A medal for "The Great War for Civilisation"
I have been thinking a lot about World War I recently. It's the historical event that I probably have the most sustained interest in. It is so immense in scope and importance that I am always finding a new wrinkle or side to do a deep dive into.
I am usually most preoccupied with thinking about that event as a moment of breakage and turning. Most historical changes come slowly, but the Great War was a cataclysm that smashed old empires, spurred revolutions, and redrew the map of Europe. There has yet to be an event quite like that in my lifetime, even the fall of the Berlin Wall and 9/11.
I've been thinking especially about what the war meant to those who participated in it. Despite having read about it for years, I only recently (while reading Dos Passos USA trilogy) realized that the full name used at the time in Britain and the United States was "The Great War For Civilization." Civilization was, of course, an incredibly loaded concept in the English-speaking world in the early 20th century. It tended to be invoked to justify imperialism and colonization, treating the violent subjugation of other people against their will as a benevolent act.
While the war was viewed as a monstrous waste of human life and devoid of meaning in famous works by Sassoon and Remarque, that point of view was not shared by millions in the Allied nations who felt that they had helped make the world a better place. The positive view of that conflict has all but perished. There's a reason that the Wonder Woman movie was set in the first world war rather than the second: if she is opposed to war itself, few wars are as unsympathetic as the Great War.
I guess this has me thinking that we can interpret earth-shattering events in real time in ways that will seem alien or silly with the passage of time. After World War I there really was a sense that a better, less violent world was going to be brought into being. The Great Depression, of course, helped shatter that feeling.
I feel similarly when it comes to the collapse of the USSR. Even though the Cold War had, like the Great War, involved a great deal of government deception and needless slaughter (Vietnam, Pinochet, etc.) there was a general consensus in 1991 America that it was "worth it." There was also a general notion that "tyranny" had been defeated, and that the postwar order would be one of peace and democracy.
There was indeed a general increase in democratic nations around the world, but the genocides in Rwanda and Bosnia were a clear sign that nationalism had not been tamed in the New World Order. In recent years the nationalist wave has been cresting, and the post-Cold War order (which was more an attempt to extend the life of the post-WWII order in the West and project it around the world) has been shaken to its core. Populist nationalism with an authoritarian streak dominates Poland and Hungary, two countries whose fledgling democracies had also failed to survive the post-World War I wave of nationalism.
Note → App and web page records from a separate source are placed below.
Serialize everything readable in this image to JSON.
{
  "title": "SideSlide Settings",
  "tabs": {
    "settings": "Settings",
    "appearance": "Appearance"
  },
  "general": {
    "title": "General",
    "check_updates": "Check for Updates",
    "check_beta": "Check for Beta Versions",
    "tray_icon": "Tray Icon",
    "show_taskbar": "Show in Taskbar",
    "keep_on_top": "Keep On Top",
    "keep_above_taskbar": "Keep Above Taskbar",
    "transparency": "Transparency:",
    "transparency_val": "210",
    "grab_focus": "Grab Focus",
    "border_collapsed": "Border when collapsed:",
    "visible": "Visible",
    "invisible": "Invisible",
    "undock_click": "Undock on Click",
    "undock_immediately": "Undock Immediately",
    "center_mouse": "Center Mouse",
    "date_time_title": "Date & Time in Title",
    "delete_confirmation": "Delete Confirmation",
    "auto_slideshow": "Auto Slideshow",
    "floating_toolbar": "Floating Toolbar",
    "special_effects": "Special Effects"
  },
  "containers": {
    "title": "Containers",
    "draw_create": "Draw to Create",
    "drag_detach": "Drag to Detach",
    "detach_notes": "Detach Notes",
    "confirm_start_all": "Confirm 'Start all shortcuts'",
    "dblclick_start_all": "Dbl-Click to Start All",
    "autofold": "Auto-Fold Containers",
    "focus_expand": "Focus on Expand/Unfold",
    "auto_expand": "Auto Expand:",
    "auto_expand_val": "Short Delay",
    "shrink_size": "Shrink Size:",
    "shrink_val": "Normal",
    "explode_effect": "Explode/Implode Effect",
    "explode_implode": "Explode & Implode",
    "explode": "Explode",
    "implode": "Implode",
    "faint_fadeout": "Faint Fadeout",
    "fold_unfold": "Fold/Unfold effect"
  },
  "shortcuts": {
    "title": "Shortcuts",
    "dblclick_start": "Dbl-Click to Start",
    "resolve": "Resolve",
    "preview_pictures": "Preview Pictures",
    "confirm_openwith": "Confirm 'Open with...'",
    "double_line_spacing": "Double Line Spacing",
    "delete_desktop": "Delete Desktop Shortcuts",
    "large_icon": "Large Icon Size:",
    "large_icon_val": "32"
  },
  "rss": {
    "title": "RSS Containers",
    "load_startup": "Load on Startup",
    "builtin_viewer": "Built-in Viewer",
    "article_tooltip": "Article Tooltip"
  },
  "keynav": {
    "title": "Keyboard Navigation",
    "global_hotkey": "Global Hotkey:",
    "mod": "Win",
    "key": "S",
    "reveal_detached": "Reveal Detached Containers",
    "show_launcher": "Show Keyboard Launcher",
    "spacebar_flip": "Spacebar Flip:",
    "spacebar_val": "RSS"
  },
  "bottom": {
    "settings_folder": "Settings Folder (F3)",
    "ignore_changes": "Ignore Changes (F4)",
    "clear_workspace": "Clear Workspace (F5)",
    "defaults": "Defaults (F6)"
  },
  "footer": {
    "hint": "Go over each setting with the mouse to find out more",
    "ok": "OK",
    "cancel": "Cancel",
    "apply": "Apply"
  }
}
In Britain Brexit, in India the BJP, in China Xi an authoritarian populist for life, in American, Trump. The latter's shredding of trade agreements and attacks on NATO might well be part of a tectonic shift in world politics.
Nowadays the notion that the Cold War was somehow a great victory against tyranny ensuring a long-standing peaceful world order should be starting to sound as ridiculous as people saying that kind of thing about World War I. I think the events of 1989 have made a lot of us (myself included) complacent about the fragility of democratic forms of government. We are like the sturdy middle class Brits who thought that the sacrifice on the Somme somehow meant a blow for civilization. Now I look about, and think of Sir Edward Grey's famous comment after Britain opted for war: "The lamps are going out all across Europe, we will not see them lit again in our lifetime."